Reputed Indian Web Organization gives a Facelift to its Brand Image

Viteb, an established, professional web services provider has recently given a facelift to its brand image by totally revamping its website with a fresh look and feel along with introduction of new services like iPhone Application Development , Internet Marketing, BPO, ERP Consulting being managed by separate Viteb divisions. Those who are familiar with Viteb’s name will find many changes in the website, which now sports many new, dyna... ... (more)

Tiled DS displays pop up in Apple store windows I'm not as sure as I get as excited as the TechCrunch writer, who calls the thing mezmerizing, but these matrix video walls that are up in the windows of a couple of Apple stores near world HQ are certainly eye-catching (the point) and cool.
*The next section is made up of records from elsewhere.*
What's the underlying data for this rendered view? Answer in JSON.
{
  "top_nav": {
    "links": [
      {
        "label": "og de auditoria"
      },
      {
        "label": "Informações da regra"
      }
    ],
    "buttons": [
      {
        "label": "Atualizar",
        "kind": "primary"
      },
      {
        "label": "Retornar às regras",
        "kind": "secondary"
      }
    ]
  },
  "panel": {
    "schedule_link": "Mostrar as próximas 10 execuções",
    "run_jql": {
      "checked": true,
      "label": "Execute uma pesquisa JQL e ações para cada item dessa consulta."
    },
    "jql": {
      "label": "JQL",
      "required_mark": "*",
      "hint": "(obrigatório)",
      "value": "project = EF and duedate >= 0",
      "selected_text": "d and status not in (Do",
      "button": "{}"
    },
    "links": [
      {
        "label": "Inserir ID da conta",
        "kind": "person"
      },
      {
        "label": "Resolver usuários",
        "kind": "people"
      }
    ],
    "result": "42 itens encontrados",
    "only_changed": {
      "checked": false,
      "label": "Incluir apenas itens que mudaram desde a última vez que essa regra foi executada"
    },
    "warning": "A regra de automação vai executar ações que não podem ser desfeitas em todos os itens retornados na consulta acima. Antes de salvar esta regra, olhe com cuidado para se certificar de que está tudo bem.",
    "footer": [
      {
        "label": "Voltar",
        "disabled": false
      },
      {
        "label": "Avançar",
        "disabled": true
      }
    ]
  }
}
The tiled displays feature a pile of iPhone apps flying at viewers.   ... (more)

Microsoft/Danger/T-Mobile Sidekick Fiasco NOT a Failure of Cloud Computing

Over the past few days, I have seen a lot of articles, tweets and commentary about how the recent failure within Danger (who was purchased by Microsoft about a year ago) of data for the T-Mobile Sidekick was “the Cloud’s fault,” and this really bothered me. As Microsoft is poised to do something with the Danger brand (”Project Pink“) as well as soon release their Cloud Computing Platform called Azure, this could not have come at a worse time for them. There is obviously a lot of attention being paid to the cell phone market place as the Android platform is trying to make a positioning move to attempt to dethrone Apple’s iPhone. The Danger (now Microsoft) Sidekick was a device that provided great functionality “back in the day” (I actually went through quite a few generations of Sidekicks – from the B&W version up to a few color ones a few years ago). The Sidekick ha... (more)
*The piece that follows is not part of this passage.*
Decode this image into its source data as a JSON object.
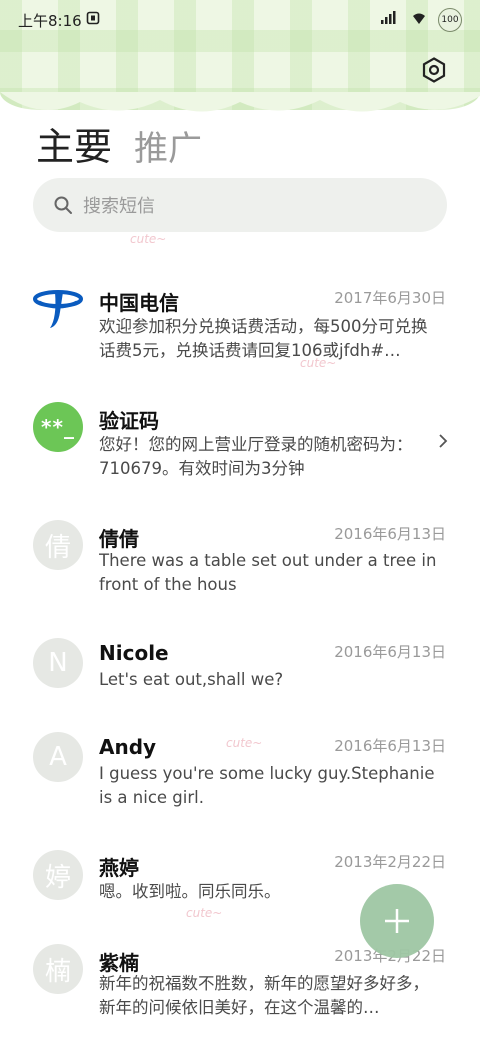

Widgets, Apps and Social Media as TV 2.0

Web 2.0 Journal The Social TV Forum Europe is the 2nd event in the Social TV Series. The event will be held at the Olympia in West London on the 16th March and is part of the Social TV Series. The Social TV Forum Europe will address the latest in social TV applications & widgets, the launching of new services and its role in building new revenue streams for platform providers and broadcasters. Will Social Media interactivity bring value for TV users? Can social interaction via the TV generate operator revenues? Social TV, defining next generation TV services? Importantly, will TV go the way of the iPhone? Leading platform and broadcast speakers already confirmed for the event are: Ian Kegel, Head of Future Content Group, BT UK Rahul Chakkara, Controller of TV Platforms, BBC Damien Byrne, Head of Entertainment, T Mobile Nicolas Bry, Senior VP at Orange Vallée, Franc... (more)

What image are you projecting?

In a post on Mindtribe, a comment was made that simply blew me away. If you have an iPhone…pick it up and turn it to the back. Read what it says. I’ve looked at the back of my iPhone a gazillion times…saw this…never THOUGHT about it. It reads: “Designed by Apple in California. Assembled in China.” Now, to be congruent, it SHOULD read either, “Designed by Apple in USA. Assembled in China” — or — “Designed by Apple in California. Assembled in Guangdong.” (The province where the city of Shenzhen is located…home to the Apple facility responsible for assembling, packing, and shipping the iPhone.) Yet…it doesn’t. Why? We have a perception that the hippest, coolest, most cutting-edge design comes from California. So, Apple would rather project to us the awesome communication device we hold in our hand was created, as the Mindtribe blog suggests, where “we have attracted ... (more)